             “If you’re lucky enough to live on the water, you’re lucky enough.” Continue reading

YOUR HEALTHY PLATE: Cucumber Salad with Dill and Red Onion

My aunt used to make a recipe just like this. She was famous for mixing the brine with a little sour cream and drinking it after the cucumbers were gone. No kidding, her idea was once written up in a national magazine, and my family has been excited about it ever since! Continue reading

Breakfasts for Kids and Their Loving Parents

I was talking with a dear friend who teaches in the younger grades at a small school north of Detroit. “The kids are bouncing off the walls by 9:30,” my friend says, and I think to myself that maybe their blood sugars are starting to fall. Nine-thirty in the morning is pretty early. He says that a snack often helps. Yup — it very well may be their blood sugars. Continue reading

YOUR HEALTHY PLATE: Brussels Sprouts Slaw

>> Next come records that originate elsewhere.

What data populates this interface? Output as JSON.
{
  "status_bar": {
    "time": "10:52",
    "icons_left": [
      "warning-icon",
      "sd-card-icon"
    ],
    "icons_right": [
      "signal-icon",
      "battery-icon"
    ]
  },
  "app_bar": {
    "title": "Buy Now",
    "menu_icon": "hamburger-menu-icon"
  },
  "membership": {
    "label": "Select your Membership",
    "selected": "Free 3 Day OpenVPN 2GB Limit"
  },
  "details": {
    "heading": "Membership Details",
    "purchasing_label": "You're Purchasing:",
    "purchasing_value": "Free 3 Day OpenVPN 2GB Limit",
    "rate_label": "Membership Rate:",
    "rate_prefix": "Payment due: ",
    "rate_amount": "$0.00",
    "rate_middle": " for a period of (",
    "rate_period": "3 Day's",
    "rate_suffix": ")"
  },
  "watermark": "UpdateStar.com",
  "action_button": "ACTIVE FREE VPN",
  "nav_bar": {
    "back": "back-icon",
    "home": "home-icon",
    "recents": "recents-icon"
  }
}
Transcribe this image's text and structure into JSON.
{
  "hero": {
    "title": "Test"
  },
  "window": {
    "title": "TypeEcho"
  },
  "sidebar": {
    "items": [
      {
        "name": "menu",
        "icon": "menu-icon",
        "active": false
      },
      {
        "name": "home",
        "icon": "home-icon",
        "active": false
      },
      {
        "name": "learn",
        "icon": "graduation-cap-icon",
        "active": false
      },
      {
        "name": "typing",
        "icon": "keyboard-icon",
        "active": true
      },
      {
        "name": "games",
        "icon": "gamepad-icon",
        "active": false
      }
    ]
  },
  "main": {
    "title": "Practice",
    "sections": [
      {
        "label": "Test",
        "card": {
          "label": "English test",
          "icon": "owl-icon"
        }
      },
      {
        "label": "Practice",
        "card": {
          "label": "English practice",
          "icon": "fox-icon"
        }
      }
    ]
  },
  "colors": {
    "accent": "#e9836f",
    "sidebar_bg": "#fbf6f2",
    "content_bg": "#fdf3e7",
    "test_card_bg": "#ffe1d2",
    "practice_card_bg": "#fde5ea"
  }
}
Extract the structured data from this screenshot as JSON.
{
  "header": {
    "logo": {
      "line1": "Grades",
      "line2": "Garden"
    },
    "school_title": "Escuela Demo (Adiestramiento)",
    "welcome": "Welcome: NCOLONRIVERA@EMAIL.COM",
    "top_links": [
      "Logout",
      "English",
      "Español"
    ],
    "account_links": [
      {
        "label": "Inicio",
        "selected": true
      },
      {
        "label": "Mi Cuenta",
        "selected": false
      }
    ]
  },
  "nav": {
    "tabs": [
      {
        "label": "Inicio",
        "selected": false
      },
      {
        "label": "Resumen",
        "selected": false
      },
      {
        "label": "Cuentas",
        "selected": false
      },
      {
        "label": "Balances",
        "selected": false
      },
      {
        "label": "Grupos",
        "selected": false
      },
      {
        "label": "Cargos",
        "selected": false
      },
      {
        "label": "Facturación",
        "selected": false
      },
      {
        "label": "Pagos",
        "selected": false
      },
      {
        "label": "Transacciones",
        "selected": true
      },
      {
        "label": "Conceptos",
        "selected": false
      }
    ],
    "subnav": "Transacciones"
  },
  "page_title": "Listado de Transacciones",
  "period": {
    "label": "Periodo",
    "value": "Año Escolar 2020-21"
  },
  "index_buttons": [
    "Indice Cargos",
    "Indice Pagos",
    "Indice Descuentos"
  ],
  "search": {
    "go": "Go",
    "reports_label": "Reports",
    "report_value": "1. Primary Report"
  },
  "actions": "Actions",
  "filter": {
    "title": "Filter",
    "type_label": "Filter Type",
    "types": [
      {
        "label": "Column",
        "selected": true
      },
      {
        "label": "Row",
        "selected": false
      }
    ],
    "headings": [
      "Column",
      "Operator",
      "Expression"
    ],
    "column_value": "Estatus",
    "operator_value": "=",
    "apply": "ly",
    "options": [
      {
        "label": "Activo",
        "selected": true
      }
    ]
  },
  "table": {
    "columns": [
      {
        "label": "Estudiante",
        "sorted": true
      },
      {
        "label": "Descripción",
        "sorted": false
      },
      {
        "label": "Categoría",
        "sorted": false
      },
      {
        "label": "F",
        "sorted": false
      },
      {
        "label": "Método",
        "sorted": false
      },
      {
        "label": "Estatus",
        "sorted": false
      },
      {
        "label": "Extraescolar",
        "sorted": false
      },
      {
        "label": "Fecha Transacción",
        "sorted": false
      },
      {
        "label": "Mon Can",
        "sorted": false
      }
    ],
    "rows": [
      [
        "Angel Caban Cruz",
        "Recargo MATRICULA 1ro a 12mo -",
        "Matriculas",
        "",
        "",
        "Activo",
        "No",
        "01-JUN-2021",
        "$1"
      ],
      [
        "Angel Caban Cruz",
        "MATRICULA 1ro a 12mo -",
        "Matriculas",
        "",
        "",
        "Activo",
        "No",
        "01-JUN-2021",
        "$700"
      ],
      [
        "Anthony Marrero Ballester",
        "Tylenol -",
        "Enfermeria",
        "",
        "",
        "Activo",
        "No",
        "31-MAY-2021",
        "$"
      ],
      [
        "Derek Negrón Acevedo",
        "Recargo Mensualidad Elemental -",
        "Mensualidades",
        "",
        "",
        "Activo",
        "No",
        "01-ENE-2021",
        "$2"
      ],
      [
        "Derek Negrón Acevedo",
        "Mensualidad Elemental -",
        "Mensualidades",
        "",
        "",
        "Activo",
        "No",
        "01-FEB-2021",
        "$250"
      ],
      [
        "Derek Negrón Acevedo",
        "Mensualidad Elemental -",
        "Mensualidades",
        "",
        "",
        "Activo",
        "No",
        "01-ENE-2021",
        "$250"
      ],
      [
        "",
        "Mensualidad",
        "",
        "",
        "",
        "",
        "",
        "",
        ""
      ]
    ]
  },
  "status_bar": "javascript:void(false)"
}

When you hear about a recipe for cole slaw, you usually think about cabbage. The “cole” in cole slaw” actually refers to cabbage, and it’s related to the “kohl” in kohlrabi, as well as the “col” in colcannon, that delicious Irish dish of cabbage and potatoes. Like Brussels sprouts, kohlrabi and cabbage are members of the Brassica family of vegetables, also known as crucifers. Continue reading

YOUR HEALTHY PLATE: Rustic Zucchini Layered with Tomatoes

A long time ago, I spent an exciting albeit exhausting day climbing inside the Pyramids at Giza. Later that night, I ate a dish just like this in a restaurant in Cairo. Having worked up quite an appetite, my memories of that meal are layered through with the sounds of noisy waiters and clanging pots, the smart smack of pottery plates being gathered to and from tables, and the sight of dozens of cats walking silently above us on the roof beams of that busy restaurant. Continue reading

YOUR HEALTHY PLATE: Tabouleh Like You’ve Never Seen It!

I’m still collecting recipes for July 4th! This particular tabouleh is a Mediterranean masterpiece! If you’ve never tried sumac and za’atar, you are in for a treat — packed with phytonutrients and flavor, they make for a major mouth rush! If you don’t have any and you’re not inclined to go find some, then just substitute a teaspoon of thyme and don’t give it another second’s thought. Continue reading